"At the four-year point, the women using the oral estrogen or estrogen patch showed no evidence of adverse effects on memory compared to the placebo group."
"There were also reduced symptoms of depression, anxiety and tension among women taking the oral estrogen," he adds.
Asthana says these findings are important because their study is the first to look at a much youngr group of women.
"This will help physicians understand whether or not it is safe for women to begin treatment for managing their menopausal symptoms," he suggests.
ImplicationsIn a statement to the press, the North American Menopause Society (NAMS) says:
"These findings from KEEPS and the KEEPS Cognitive Study should reassure women who are recently menopausal about using hormone therapy for short-term treatment of menopausal symptoms."
They say the results also highlight the importance of making decisions about HRT on an individual basis, since "oral and transdermal estrogens have different effects and different women have different symptoms, risk factors, and goals for their therapy".
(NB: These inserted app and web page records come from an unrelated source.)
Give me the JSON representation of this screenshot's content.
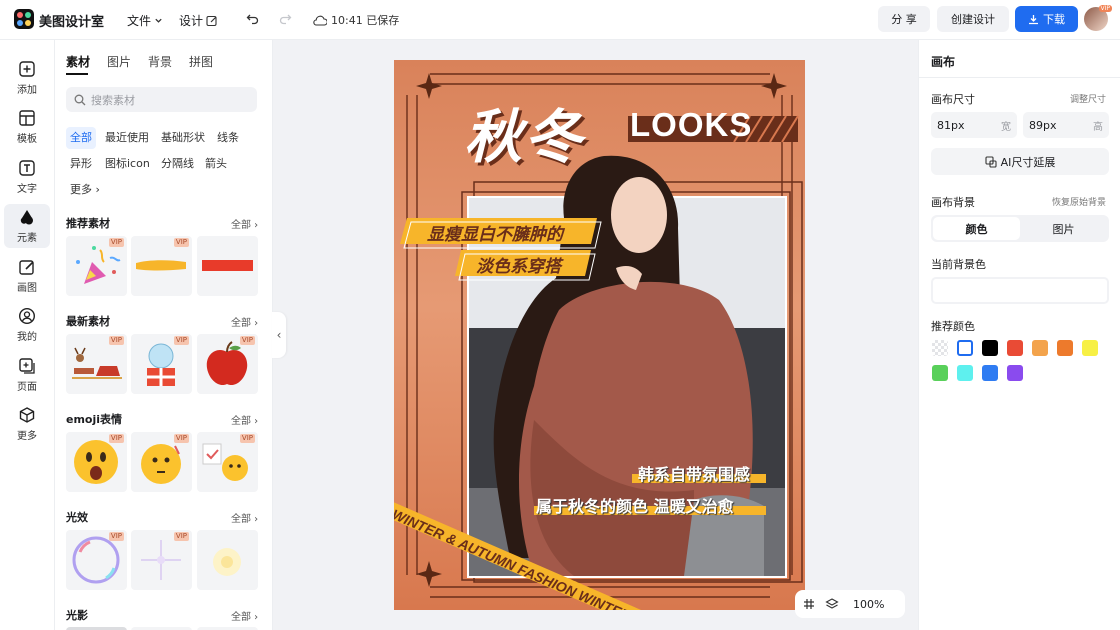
{
  "app": {
    "title": "美图设计室"
  },
  "topbar": {
    "file_menu": "文件",
    "design_menu": "设计",
    "save_status": "10:41 已保存",
    "share_label": "分 享",
    "create_label": "创建设计",
    "download_label": "下载",
    "avatar_badge": "VIP"
  },
  "rail": {
    "items": [
      {
        "label": "添加",
        "icon": "plus-square-icon"
      },
      {
        "label": "模板",
        "icon": "template-icon"
      },
      {
        "label": "文字",
        "icon": "text-icon"
      },
      {
        "label": "元素",
        "icon": "shapes-icon"
      },
      {
        "label": "画图",
        "icon": "pen-icon"
      },
      {
        "label": "我的",
        "icon": "user-icon"
      },
      {
        "label": "页面",
        "icon": "page-add-icon"
      },
      {
        "label": "更多",
        "icon": "cube-icon"
      }
    ],
    "active_index": 3
  },
  "panel": {
    "tabs": [
      "素材",
      "图片",
      "背景",
      "拼图"
    ],
    "search_placeholder": "搜索素材",
    "chips": [
      "全部",
      "最近使用",
      "基础形状",
      "线条",
      "异形",
      "图标icon",
      "分隔线",
      "箭头",
      "更多"
    ],
    "sections": [
      {
        "title": "推荐素材",
        "all": "全部"
      },
      {
        "title": "最新素材",
        "all": "全部"
      },
      {
        "title": "emoji表情",
        "all": "全部"
      },
      {
        "title": "光效",
        "all": "全部"
      },
      {
        "title": "光影",
        "all": "全部"
      }
    ],
    "vip_badge": "VIP"
  },
  "poster": {
    "title_cn": "秋冬",
    "title_en": "LOOKS",
    "tag1": "显瘦显白不臃肿的",
    "tag2": "淡色系穿搭",
    "caption1": "韩系自带氛围感",
    "caption2": "属于秋冬的颜色 温暖又治愈",
    "ribbon": "WINTER & AUTUMN FASHION WINTER"
  },
  "right_panel": {
    "title": "画布",
    "size_label": "画布尺寸",
    "size_link": "调整尺寸",
    "width_value": "81px",
    "width_unit": "宽",
    "height_value": "89px",
    "height_unit": "高",
    "ai_extend": "AI尺寸延展",
    "bg_label": "画布背景",
    "bg_reset": "恢复原始背景",
    "seg_color": "颜色",
    "seg_image": "图片",
    "current_bg": "当前背景色",
    "recommend": "推荐颜色",
    "swatches": [
      "transparent",
      "#ffffff",
      "#000000",
      "#e94b35",
      "#f3a34c",
      "#ed7a2c",
      "#f7f045",
      "#59d05a",
      "#5ef0ee",
      "#2f7cf2",
      "#8a4bee"
    ]
  },
  "zoom": {
    "value": "100%"
  },
  "colors": {
    "accent": "#1f6cf0",
    "poster_orange": "#f7b52a",
    "poster_brown": "#6a2e1a"
  }
}
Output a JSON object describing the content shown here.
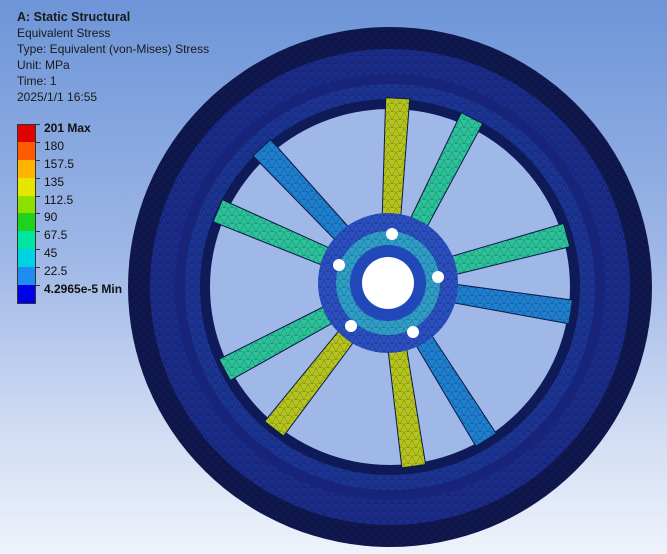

The Kronos Longevity Research Institute calls for more studies of newly menopausal women to better define specific differences in hormone treatment, such as routes of delivery, doses and formulation. They also think cardiovascular studies should also look at coronary soft plaque and even estimates of plaque quality in relation to HRT.
Written by Catharine Paddock PhD